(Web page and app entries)
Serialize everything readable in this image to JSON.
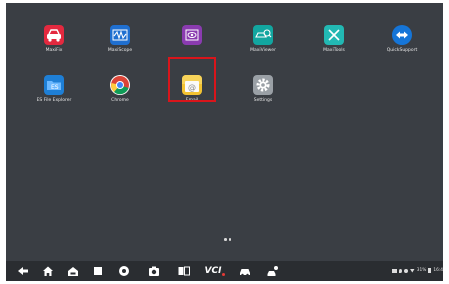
{
  "apps": [
    {
      "label": "MaxiFix",
      "icon": "car-shop-icon",
      "color": "#e3293f"
    },
    {
      "label": "MaxiScope",
      "icon": "waveform-icon",
      "color": "#1f6fd0"
    },
    {
      "label": "",
      "icon": "eye-screen-icon",
      "color": "#8a3bb0"
    },
    {
      "label": "MaxiViewer",
      "icon": "car-search-icon",
      "color": "#12a6a0"
    },
    {
      "label": "MaxiTools",
      "icon": "tools-icon",
      "color": "#22b8b3"
    },
    {
      "label": "QuickSupport",
      "icon": "teamviewer-icon",
      "color": "#1575d8"
    },
    {
      "label": "ES File Explorer",
      "icon": "folder-icon",
      "color": "#1e7fd6"
    },
    {
      "label": "Chrome",
      "icon": "chrome-icon",
      "color": "#ffffff"
    },
    {
      "label": "Email",
      "icon": "email-icon",
      "color": "#f2c232"
    },
    {
      "label": "Settings",
      "icon": "gear-icon",
      "color": "#9aa0a6"
    }
  ],
  "highlight_color": "#d9151b",
  "page_indicator_count": 2,
  "navbar": {
    "items": [
      "back-icon",
      "home-icon",
      "car-home-icon",
      "recent-apps-icon",
      "browser-icon",
      "camera-icon",
      "screenshot-icon",
      "vci-icon",
      "car-icon",
      "car-user-icon"
    ],
    "vci_text": "VCI"
  },
  "status": {
    "text": "31%",
    "time": "16:4"
  }
}
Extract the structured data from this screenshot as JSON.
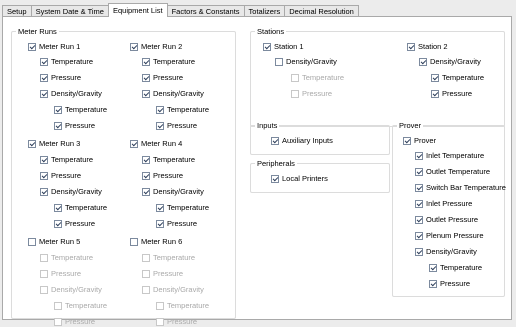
{
  "tabs": [
    "Setup",
    "System Date & Time",
    "Equipment List",
    "Factors & Constants",
    "Totalizers",
    "Decimal Resolution"
  ],
  "groups": {
    "meter_runs": "Meter Runs",
    "stations": "Stations",
    "inputs": "Inputs",
    "peripherals": "Peripherals",
    "prover": "Prover"
  },
  "meter_run_1": {
    "label": "Meter Run 1",
    "temperature": "Temperature",
    "pressure": "Pressure",
    "density": "Density/Gravity",
    "d_temperature": "Temperature",
    "d_pressure": "Pressure"
  },
  "meter_run_2": {
    "label": "Meter Run 2",
    "temperature": "Temperature",
    "pressure": "Pressure",
    "density": "Density/Gravity",
    "d_temperature": "Temperature",
    "d_pressure": "Pressure"
  },
  "meter_run_3": {
    "label": "Meter Run 3",
    "temperature": "Temperature",
    "pressure": "Pressure",
    "density": "Density/Gravity",
    "d_temperature": "Temperature",
    "d_pressure": "Pressure"
  },
  "meter_run_4": {
    "label": "Meter Run 4",
    "temperature": "Temperature",
    "pressure": "Pressure",
    "density": "Density/Gravity",
    "d_temperature": "Temperature",
    "d_pressure": "Pressure"
  },
  "meter_run_5": {
    "label": "Meter Run 5",
    "temperature": "Temperature",
    "pressure": "Pressure",
    "density": "Density/Gravity",
    "d_temperature": "Temperature",
    "d_pressure": "Pressure"
  },
  "meter_run_6": {
    "label": "Meter Run 6",
    "temperature": "Temperature",
    "pressure": "Pressure",
    "density": "Density/Gravity",
    "d_temperature": "Temperature",
    "d_pressure": "Pressure"
  },
  "station_1": {
    "label": "Station 1",
    "density": "Density/Gravity",
    "d_temperature": "Temperature",
    "d_pressure": "Pressure"
  },
  "station_2": {
    "label": "Station 2",
    "density": "Density/Gravity",
    "d_temperature": "Temperature",
    "d_pressure": "Pressure"
  },
  "inputs": {
    "auxiliary": "Auxiliary Inputs"
  },
  "peripherals": {
    "local_printers": "Local Printers"
  },
  "prover": {
    "label": "Prover",
    "inlet_temperature": "Inlet Temperature",
    "outlet_temperature": "Outlet Temperature",
    "switch_bar_temperature": "Switch Bar Temperature",
    "inlet_pressure": "Inlet Pressure",
    "outlet_pressure": "Outlet Pressure",
    "plenum_pressure": "Plenum Pressure",
    "density": "Density/Gravity",
    "d_temperature": "Temperature",
    "d_pressure": "Pressure"
  }
}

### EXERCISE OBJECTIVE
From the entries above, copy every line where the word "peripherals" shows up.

### EXERCISE SOLUTION
    "peripherals": "Peripherals",
  "peripherals": {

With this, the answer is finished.